LAWRENCE — When the U.S. Secretary of Health and Human Services asked Distinguished Professor Barbara Timmermann to serve on a National Institutes of Health (NIH) advisory council, she was eager to share the expertise in medicinal chemistry she has developed throughout her career. As the University of Kansas School of Pharmacy professor reflects on her first year of service, however, it’s clear that she’s equally excited about what she’s learning from her fellow council members.
The 18 members of the National Center for Complementary and Integrative Health (NCCIH) National Advisory Council represent a mix of scientists and clinicians who use their research skills to advance the safety and effectiveness of complementary and integrative health approaches, more simply, practices and products that originate outside conventional medicine. Members focus on research topics with scientific promise and potential for rigorous scientific inquiry. They then advise the NIH director on areas that should receive priority funding. NIH grant money is often assigned according to those recommendations.
“It’s exciting because you’re working with people who are the best of the best in their fields. Everyone brings something different to the table,” Timmermann said. “NCCIH deals with a diverse group of health practices including natural products such as dietary supplements, botanicals and probiotics, as well as mind-body approaches such as yoga, meditation, mindfulness-based stress reduction, spinal manipulation and acupuncture.”
Scientific research on the safety and efficacy of these practices is limited, and by congressional mandate, the NIH is committed to providing the American public with valuable information while also investigating how specific complementary approaches can be integrated into conventional medical care.
Limited scientific research on the safety and efficacy of these practices has prompted a commitment from the NIH to provide better information to the American public, with a focus on better understanding the role of the brain in perceiving, modifying and managing pain, Timmerman said. Studies include mapping of the brain with the long-term goal of improving chronic and acute pain management through the integration of pharmacological and non-pharmacological means.

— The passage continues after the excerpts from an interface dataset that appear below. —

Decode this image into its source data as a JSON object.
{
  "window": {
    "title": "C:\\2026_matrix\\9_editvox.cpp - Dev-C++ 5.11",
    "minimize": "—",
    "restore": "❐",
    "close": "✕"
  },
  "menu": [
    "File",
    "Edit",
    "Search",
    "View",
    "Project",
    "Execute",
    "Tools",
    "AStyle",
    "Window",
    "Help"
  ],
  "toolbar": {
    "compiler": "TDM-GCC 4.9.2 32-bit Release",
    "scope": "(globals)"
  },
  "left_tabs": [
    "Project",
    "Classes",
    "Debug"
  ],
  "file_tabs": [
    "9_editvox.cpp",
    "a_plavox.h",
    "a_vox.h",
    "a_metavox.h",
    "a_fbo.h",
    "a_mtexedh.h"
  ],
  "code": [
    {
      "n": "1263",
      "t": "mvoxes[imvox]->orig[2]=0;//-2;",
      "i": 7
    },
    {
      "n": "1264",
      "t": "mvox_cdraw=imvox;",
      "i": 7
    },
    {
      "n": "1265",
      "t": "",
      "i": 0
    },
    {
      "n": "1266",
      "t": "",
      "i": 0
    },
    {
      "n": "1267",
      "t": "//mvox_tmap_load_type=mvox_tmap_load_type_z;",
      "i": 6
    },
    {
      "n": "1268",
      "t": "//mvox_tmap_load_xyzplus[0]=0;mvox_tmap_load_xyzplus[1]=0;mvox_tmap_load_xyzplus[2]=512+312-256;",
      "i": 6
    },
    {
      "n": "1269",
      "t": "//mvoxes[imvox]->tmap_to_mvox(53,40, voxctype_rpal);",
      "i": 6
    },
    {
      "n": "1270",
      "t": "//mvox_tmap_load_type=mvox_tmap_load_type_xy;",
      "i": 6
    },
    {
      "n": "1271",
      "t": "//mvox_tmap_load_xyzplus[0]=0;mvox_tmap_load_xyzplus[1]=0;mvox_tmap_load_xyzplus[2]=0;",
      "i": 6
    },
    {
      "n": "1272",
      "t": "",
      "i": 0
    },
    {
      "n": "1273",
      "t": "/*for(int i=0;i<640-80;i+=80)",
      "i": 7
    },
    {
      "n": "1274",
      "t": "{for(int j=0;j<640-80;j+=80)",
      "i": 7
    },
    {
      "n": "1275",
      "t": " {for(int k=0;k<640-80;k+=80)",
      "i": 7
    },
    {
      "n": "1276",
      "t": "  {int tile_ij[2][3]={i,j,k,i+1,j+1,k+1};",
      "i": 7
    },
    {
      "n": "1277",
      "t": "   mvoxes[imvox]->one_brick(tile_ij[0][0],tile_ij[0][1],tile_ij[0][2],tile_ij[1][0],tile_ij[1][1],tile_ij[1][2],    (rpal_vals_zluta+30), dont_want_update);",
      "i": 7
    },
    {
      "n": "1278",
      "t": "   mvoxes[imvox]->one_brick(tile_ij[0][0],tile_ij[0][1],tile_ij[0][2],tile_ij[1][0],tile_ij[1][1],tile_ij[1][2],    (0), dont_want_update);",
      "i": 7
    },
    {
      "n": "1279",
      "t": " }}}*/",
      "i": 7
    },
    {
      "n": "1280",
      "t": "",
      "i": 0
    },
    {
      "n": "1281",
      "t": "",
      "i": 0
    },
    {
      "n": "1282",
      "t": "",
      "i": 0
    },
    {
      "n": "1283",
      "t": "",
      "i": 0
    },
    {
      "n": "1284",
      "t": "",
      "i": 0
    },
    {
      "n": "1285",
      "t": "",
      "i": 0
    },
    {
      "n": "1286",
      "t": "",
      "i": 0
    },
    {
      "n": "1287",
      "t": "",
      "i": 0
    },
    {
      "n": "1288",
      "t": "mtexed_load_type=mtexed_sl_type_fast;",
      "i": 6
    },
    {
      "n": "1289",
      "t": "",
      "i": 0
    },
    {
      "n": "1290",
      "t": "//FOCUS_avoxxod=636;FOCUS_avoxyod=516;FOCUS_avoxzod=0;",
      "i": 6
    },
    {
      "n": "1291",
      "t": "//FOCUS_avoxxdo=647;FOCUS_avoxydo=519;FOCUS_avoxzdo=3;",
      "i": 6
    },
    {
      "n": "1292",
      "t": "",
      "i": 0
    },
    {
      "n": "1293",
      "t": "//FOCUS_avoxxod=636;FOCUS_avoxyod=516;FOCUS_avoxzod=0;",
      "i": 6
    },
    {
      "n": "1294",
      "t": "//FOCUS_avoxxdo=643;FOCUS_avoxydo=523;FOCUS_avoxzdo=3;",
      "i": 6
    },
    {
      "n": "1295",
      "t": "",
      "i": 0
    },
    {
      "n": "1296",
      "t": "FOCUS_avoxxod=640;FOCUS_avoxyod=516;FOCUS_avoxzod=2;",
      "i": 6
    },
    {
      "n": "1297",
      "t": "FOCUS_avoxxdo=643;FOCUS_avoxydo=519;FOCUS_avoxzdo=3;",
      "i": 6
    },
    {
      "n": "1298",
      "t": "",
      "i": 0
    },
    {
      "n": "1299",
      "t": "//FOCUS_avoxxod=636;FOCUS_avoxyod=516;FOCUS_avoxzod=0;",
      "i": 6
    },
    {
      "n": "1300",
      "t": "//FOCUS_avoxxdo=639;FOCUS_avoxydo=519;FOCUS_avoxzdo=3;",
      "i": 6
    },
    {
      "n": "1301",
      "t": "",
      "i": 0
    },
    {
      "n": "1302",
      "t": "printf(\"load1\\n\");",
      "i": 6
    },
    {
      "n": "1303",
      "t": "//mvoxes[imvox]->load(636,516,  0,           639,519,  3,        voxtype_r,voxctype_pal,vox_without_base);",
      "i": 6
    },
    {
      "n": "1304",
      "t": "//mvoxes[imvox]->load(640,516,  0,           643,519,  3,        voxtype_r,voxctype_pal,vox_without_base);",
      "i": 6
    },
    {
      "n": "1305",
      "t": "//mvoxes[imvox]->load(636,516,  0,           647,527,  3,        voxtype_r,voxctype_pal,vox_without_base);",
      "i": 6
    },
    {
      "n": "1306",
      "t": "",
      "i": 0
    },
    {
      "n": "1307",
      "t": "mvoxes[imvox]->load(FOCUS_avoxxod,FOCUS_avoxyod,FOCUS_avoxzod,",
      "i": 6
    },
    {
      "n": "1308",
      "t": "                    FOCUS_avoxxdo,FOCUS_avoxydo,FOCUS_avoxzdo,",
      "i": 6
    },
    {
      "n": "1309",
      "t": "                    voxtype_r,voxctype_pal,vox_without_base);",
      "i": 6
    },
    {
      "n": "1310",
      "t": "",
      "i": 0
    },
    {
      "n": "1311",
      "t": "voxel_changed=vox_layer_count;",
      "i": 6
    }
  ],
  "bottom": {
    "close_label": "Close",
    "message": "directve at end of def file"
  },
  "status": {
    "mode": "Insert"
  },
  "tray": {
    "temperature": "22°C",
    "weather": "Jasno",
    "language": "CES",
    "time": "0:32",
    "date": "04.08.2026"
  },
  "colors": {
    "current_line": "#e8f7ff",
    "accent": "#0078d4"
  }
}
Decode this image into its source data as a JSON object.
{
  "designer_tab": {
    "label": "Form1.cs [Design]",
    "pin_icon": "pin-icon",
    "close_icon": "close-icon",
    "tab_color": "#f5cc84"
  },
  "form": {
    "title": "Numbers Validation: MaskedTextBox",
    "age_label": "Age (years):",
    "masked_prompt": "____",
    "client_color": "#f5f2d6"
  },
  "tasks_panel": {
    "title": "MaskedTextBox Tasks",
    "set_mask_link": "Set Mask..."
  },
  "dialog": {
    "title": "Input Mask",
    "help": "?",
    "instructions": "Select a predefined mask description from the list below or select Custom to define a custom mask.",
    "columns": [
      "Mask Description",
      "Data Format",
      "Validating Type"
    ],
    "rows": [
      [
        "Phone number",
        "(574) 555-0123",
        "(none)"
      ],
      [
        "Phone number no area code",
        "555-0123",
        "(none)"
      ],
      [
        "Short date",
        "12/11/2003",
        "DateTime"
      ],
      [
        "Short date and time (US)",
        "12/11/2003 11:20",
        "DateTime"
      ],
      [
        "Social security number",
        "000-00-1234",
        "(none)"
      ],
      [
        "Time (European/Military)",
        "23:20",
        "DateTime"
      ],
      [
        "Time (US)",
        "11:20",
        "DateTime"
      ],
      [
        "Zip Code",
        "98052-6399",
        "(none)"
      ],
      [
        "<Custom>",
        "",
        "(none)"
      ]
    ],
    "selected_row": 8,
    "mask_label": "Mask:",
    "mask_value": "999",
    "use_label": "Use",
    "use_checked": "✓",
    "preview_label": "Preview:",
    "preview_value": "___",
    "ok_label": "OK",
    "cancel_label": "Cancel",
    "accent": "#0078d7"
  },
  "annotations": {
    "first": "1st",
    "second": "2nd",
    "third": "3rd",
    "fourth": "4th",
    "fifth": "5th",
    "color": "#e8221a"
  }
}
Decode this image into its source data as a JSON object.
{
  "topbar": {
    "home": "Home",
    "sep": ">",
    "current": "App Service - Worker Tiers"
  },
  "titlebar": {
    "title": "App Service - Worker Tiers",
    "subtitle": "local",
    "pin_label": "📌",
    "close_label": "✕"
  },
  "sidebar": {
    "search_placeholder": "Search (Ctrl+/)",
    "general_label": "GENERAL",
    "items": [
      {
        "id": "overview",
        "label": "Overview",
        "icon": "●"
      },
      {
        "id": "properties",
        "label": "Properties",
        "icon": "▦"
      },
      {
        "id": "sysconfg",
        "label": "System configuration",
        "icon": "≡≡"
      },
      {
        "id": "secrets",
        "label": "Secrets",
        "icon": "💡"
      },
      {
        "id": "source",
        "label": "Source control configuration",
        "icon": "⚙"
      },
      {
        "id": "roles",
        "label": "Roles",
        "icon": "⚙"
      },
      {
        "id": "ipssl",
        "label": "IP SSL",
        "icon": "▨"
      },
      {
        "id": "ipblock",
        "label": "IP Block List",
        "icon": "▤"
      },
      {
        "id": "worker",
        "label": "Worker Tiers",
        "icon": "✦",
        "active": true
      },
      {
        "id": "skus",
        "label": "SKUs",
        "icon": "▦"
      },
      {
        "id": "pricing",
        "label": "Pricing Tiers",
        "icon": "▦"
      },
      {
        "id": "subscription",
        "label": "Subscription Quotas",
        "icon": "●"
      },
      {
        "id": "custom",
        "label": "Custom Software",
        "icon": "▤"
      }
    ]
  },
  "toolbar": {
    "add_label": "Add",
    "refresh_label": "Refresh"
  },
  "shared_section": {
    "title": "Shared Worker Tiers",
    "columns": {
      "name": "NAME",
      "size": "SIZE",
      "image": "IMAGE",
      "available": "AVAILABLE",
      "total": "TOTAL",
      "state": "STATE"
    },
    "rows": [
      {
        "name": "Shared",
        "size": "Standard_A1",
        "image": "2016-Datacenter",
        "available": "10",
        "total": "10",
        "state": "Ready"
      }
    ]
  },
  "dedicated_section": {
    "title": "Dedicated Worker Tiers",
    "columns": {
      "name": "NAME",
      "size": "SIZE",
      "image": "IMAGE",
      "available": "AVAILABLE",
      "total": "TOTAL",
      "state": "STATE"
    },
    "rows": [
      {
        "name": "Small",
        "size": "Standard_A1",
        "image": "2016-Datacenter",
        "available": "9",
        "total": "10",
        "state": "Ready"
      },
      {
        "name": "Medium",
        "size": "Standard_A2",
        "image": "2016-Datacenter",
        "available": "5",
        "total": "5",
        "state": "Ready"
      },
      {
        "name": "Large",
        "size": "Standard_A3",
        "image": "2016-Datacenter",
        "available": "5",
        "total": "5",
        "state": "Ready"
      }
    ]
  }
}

“What I’m learning is that we don’t understand pain nearly to the extent necessary to alleviate suffering,” Timmermann said. “Pain management, both acute and chronic, is a major public health problem and to combat it, we must first understand its roots.”
In addition to her own field of medicinal and natural product chemistry, Timmermann is delving further into the comprehension of research that advances our understanding of the mechanisms of mind-body interaction that helps determine their effectiveness for reducing the duration and intensity of pain.
“Studies show, for example, that meditation stimulates the same areas of the brain as opioid drugs. However, it decreases pain independently of opioid neurotransmitter mechanisms. This suggests that better pain control could be achieved through the combination of mindfulness meditation and opioid signaling-induced pharmacologic approaches.” Timmermann said. “Doctors are becoming much more open-minded and accepting of this type of integrative health care.”
The NCCIH Council, which also includes ex-officio members from the U.S. military and Veterans Administration, is leading a collaboration with the Department of Defense and the Department of Veteran Affairs in an effort to help soldiers and veterans control their pain in a more effective and less addictive and destructive way.
In addition to alternatives to traditional pain relief, NCCIH supports research of natural products. Almost one in five adults in the United States use botanical supplements and other non-vitamin, non-mineral dietary supplements such as probiotics and fish oil or omega-3 fatty acids, Timmermann said. But little is understood about the effects, both good and bad, of these products, particularly when taken along with pharmacological medicines.
About one-third of the way through her three-year appointment, Timmermann said she has already gained a wealth of information that she thinks will also benefit KU and the School of Pharmacy.
“It’s been very eye-opening to get this inside look of the NIH grant funding process and establishing national health priorities,” Timmermann said. “It will enable me to better mentor the faculty here, teach our pharmacy and graduate students and hopefully, make us more effective in our grant applications.”